Any player who takes the mound as a closer is going to take heat from fans for any loss or rough outing.
In that regard, former Cleveland Indians reliever Cody Allen took his fair share of hate from the fans.
But he was always providing more good than bad.
We are on the topic of Allen because the 32-year-old announced his retirement this week.
So what is his legacy in Cleveland?
Cody Allen, 32, drew some interest but has decided to retire. Nice career. 153 saves, all but four of them with the Indians. Was the closer of their 2016 World Series team, pitching in 4 WS games, and allowing no runs while striking out 12 in 6 innings, and saving Game 3, 1-0.
— Jon Heyman (@JonHeyman) February 17, 2021
Part of the Turnaround
The Indians were still in a rebuild mode when the young reliever made his debut during the 2012 season.
The former 23rd-round pick quickly rose through the system and made his first save with the Indians in 2013.
You may recall that as the year the team finally got back to the postseason by making it to the American League Wild Card Game.
Anyone in attendance, even though the final result was a loss, will never forget the atmosphere.
Allen took over as the closer in 2014 and held that role up through the 2018 season.
Miller’s dominance was a huge part of why the Indians nearly won it all in 2016.
But Allen was just as lights out in 2016.
Pure dominance in the 2016 postseason.@Indians all-time saves leader.
Congrats on a great career and best wishes in retirement to Cody Allen. pic.twitter.com/BWlK5BUpJq
— FOX Sports Cleveland (@FOXSportsCLE) February 17, 2021
He posted a 2.51 ERA in the regular season, had 32 saves, and did not allow a single run that entire postseason.
Miller was the hero of the group.
Allen was the one who was there to support Francona’s strategy and bail out Miller if necessary.
Unfortunately, Allen got rocked in the 2018 postseason and the team moved on following the exit.
The Closer’s Legacy in Cleveland

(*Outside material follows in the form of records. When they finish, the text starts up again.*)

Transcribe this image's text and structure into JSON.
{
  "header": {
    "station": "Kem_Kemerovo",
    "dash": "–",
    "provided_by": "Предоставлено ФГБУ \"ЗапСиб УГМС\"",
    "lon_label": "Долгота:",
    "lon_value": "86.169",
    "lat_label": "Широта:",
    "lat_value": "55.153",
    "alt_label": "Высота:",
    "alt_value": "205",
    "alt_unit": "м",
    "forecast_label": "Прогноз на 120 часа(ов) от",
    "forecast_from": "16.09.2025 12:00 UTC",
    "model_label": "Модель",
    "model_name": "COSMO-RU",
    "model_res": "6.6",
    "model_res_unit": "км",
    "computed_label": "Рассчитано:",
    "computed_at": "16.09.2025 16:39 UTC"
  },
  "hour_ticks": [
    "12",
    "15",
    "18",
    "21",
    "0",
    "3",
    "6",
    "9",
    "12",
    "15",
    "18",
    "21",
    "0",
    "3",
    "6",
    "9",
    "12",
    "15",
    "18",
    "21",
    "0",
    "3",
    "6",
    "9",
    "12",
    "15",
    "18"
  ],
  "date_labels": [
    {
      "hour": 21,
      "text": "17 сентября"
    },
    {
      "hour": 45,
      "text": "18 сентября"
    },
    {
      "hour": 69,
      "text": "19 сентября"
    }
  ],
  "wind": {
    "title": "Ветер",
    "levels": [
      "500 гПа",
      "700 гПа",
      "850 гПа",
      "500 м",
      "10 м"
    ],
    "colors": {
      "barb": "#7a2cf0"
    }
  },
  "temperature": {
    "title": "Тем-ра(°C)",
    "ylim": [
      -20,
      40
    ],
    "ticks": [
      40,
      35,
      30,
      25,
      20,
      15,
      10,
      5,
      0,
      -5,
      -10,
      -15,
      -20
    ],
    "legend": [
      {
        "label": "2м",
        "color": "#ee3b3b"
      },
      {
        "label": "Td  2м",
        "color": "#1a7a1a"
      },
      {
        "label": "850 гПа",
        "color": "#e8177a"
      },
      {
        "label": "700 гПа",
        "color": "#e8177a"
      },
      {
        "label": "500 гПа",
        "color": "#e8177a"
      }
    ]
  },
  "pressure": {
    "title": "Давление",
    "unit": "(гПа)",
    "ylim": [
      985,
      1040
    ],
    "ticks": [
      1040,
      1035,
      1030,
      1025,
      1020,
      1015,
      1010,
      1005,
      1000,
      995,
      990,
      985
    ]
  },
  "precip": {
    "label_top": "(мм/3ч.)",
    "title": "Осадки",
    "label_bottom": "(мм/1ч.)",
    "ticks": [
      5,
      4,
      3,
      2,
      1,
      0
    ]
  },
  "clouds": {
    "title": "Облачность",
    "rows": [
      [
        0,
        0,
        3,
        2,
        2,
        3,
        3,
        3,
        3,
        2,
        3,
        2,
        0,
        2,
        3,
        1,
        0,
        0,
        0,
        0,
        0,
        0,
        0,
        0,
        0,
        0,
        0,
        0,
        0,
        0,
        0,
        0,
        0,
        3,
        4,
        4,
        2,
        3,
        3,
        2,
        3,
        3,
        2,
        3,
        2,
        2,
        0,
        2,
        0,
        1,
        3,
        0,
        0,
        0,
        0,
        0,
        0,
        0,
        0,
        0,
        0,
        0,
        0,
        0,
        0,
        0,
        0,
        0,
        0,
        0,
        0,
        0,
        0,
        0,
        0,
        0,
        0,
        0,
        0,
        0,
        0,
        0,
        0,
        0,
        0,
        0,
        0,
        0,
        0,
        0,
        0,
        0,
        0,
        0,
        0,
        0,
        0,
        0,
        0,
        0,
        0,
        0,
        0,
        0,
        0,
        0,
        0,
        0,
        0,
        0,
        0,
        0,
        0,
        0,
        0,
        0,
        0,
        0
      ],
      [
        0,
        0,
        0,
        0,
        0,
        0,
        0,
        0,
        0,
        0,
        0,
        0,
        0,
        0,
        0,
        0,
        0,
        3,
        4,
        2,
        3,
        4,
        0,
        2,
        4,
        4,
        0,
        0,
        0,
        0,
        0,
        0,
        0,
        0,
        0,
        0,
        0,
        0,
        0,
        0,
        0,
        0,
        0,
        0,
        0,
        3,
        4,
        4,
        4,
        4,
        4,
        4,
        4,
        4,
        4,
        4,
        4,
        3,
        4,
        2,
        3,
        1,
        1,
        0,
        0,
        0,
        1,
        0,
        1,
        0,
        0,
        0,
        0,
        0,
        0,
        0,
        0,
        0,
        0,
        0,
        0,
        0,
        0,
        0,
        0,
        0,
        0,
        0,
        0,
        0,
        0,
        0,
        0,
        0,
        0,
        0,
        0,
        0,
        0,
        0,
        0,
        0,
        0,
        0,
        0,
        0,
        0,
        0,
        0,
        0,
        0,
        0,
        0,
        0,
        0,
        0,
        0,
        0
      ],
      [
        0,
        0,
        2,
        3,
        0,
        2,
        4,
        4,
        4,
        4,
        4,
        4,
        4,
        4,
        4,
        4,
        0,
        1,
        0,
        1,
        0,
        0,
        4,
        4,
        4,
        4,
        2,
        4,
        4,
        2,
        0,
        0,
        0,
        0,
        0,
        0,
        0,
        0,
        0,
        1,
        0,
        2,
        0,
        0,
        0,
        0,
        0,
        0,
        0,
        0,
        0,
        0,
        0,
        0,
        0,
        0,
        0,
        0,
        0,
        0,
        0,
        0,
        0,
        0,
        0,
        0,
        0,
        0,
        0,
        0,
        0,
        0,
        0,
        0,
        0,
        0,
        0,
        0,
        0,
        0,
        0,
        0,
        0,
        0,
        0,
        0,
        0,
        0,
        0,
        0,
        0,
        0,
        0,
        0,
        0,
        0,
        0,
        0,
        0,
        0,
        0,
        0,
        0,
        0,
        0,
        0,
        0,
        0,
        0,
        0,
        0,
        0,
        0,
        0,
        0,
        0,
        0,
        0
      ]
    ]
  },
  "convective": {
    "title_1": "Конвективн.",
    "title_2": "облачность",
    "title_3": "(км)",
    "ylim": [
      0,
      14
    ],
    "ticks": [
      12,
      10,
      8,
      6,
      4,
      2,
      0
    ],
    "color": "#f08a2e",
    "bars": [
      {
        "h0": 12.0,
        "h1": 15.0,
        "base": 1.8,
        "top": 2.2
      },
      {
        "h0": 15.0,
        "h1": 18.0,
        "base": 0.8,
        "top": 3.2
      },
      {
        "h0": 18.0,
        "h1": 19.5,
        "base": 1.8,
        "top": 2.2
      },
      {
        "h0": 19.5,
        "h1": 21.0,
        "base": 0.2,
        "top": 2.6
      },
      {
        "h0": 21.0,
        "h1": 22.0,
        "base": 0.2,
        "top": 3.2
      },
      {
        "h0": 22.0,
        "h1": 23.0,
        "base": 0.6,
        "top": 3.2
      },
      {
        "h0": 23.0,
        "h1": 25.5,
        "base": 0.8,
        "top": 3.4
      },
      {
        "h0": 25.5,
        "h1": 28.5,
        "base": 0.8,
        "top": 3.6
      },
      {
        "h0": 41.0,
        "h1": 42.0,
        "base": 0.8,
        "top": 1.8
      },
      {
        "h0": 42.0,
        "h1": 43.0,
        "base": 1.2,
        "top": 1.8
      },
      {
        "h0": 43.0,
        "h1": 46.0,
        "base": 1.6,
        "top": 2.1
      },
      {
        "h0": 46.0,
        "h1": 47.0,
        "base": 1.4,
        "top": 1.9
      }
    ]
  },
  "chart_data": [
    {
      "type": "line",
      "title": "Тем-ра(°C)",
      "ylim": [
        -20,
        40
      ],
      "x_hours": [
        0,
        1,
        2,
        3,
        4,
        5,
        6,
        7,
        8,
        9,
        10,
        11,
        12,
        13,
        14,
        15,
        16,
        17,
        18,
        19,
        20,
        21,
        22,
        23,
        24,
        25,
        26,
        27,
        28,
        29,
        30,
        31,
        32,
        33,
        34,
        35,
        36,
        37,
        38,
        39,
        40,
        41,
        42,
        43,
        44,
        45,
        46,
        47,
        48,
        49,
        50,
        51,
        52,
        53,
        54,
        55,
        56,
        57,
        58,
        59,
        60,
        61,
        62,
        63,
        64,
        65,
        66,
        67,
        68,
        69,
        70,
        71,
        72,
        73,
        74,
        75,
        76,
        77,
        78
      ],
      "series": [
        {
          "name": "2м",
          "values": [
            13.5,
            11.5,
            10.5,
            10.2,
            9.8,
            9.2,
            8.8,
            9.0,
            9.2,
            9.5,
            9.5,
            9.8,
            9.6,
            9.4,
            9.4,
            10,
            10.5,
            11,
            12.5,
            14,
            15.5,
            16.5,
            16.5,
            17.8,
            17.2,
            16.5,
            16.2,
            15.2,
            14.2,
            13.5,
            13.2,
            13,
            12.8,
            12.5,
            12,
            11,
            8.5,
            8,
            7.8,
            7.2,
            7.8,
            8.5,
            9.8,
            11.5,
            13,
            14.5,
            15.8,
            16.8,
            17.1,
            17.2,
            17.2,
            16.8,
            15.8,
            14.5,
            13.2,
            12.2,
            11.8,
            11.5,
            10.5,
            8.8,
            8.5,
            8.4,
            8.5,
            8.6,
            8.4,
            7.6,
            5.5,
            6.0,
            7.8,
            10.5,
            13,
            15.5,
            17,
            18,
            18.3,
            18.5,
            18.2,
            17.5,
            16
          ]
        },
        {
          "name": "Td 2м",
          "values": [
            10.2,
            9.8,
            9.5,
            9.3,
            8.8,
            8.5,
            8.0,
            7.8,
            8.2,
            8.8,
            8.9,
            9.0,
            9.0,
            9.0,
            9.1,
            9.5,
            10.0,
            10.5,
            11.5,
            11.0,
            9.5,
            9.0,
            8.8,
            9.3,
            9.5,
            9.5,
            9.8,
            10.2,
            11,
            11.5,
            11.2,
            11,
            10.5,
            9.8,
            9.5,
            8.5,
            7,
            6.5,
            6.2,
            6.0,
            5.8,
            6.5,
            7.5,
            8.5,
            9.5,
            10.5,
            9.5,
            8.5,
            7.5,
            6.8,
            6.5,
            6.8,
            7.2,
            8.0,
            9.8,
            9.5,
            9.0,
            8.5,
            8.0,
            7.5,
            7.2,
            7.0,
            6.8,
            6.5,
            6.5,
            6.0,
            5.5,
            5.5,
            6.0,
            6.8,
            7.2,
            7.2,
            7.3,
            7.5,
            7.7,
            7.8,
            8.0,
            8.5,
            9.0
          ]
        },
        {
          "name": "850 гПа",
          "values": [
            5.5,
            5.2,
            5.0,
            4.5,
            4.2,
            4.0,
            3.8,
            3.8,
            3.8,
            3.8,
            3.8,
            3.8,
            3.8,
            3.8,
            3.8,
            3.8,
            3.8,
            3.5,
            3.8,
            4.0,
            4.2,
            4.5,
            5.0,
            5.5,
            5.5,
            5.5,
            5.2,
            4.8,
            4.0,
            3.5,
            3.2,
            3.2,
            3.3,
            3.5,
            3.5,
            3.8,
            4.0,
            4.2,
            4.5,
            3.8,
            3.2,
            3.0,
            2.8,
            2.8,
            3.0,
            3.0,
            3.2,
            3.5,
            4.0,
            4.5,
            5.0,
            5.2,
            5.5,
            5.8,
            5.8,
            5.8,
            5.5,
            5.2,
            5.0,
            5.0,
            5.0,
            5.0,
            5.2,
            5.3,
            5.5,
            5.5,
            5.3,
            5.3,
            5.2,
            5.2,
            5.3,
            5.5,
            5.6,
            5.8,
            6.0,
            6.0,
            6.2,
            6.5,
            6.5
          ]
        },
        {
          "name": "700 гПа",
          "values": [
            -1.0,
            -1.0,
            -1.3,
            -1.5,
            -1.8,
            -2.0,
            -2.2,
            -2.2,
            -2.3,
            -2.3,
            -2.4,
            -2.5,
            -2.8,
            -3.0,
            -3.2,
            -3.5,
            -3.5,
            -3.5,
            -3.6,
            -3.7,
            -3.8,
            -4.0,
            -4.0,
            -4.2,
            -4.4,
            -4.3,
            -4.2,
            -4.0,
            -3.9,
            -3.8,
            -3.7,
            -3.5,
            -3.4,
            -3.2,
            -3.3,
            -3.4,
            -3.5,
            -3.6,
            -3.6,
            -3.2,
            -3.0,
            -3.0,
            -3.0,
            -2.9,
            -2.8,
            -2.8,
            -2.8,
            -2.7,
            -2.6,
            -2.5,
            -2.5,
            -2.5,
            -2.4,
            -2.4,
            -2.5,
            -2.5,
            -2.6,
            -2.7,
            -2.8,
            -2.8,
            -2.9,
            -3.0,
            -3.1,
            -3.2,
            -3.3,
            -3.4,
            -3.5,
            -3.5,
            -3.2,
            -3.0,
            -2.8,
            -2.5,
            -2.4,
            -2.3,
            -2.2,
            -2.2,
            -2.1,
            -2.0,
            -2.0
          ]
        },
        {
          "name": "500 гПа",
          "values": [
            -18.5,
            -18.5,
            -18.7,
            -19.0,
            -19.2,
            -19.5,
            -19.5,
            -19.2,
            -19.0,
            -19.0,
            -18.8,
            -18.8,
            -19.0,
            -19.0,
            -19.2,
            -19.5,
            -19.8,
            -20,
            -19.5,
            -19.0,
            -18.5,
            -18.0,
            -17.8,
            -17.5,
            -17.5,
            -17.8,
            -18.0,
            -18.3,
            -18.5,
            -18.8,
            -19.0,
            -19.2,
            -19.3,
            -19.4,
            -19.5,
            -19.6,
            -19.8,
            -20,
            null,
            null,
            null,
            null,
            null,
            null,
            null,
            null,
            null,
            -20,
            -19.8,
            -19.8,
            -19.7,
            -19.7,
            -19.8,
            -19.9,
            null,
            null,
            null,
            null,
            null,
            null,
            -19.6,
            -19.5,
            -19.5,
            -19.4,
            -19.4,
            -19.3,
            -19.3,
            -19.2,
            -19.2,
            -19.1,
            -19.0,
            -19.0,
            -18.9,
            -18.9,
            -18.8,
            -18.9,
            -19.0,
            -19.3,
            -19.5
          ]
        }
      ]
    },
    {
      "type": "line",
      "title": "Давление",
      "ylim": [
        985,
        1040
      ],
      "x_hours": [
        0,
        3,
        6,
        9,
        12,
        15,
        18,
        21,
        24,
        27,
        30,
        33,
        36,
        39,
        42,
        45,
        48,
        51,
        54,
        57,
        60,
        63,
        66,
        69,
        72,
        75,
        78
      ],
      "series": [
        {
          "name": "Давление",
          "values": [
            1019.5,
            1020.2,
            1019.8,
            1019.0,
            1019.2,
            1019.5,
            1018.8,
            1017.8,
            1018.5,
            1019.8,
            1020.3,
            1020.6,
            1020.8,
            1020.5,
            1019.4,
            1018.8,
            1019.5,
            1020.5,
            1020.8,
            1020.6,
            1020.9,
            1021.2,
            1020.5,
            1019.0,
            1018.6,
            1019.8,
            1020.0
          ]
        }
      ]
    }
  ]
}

The closer role is becoming hard to define in the modern game.
Allen is someone who took on that traditional role and made history.
He is the franchise-leader in saves with 149, which puts him 10 ahead of Bob Wickman.
And the most notable part of his legacy is he was getting saves when it counted most.
Allen didn’t rack up stats at a time when the team stunk.
He pitched in four separate postseasons with the Indians and left town with a 2.98 career ERA.
Some fans may only remember his declining play from the 2018 season.
One off year doesn’t take away from a seven-year stint in town featuring mostly success.
This was all for a player drafted by the Indians twice.
He chose not to sign the first time and the team stayed persistent, drafting him in the 23rd round of the 2011 Draft.
This may be one of the biggest draft steals in Indians history considering Allen finished sixth in AL Rookie of the Year voting in 2013.
From there the rest is history.
The name “Cody Allen” may not be one that goes down in Indians lore as a legend in franchise history.
Yet those who watched his career in Cleveland will always remember his role in getting the Indians so close to ending their painfully long World Series drought.